::: DATA SHOWN

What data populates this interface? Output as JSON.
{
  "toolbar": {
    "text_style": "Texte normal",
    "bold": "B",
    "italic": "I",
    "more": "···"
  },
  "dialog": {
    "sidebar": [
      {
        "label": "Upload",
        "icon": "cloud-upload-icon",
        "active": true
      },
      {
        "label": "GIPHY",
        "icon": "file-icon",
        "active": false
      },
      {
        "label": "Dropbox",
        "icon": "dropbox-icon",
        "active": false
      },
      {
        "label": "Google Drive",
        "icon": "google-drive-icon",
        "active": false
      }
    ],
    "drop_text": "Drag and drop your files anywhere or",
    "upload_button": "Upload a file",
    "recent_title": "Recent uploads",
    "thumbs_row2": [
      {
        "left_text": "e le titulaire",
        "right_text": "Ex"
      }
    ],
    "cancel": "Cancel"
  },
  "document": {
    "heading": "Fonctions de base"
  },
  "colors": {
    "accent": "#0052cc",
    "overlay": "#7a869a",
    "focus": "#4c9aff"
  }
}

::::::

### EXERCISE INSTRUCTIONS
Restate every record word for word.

### THE COMPLETED TASK
What data populates this interface? Output as JSON.
{
  "toolbar": {
    "text_style": "Texte normal",
    "bold": "B",
    "italic": "I",
    "more": "···"
  },
  "dialog": {
    "sidebar": [
      {
        "label": "Upload",
        "icon": "cloud-upload-icon",
        "active": true
      },
      {
        "label": "GIPHY",
        "icon": "file-icon",
        "active": false
      },
      {
        "label": "Dropbox",
        "icon": "dropbox-icon",
        "active": false
      },
      {
        "label": "Google Drive",
        "icon": "google-drive-icon",
        "active": false
      }
    ],
    "drop_text": "Drag and drop your files anywhere or",
    "upload_button": "Upload a file",
    "recent_title": "Recent uploads",
    "thumbs_row2": [
      {
        "left_text": "e le titulaire",
        "right_text": "Ex"
      }
    ],
    "cancel": "Cancel"
  },
  "document": {
    "heading": "Fonctions de base"
  },
  "colors": {
    "accent": "#0052cc",
    "overlay": "#7a869a",
    "focus": "#4c9aff"
  }
}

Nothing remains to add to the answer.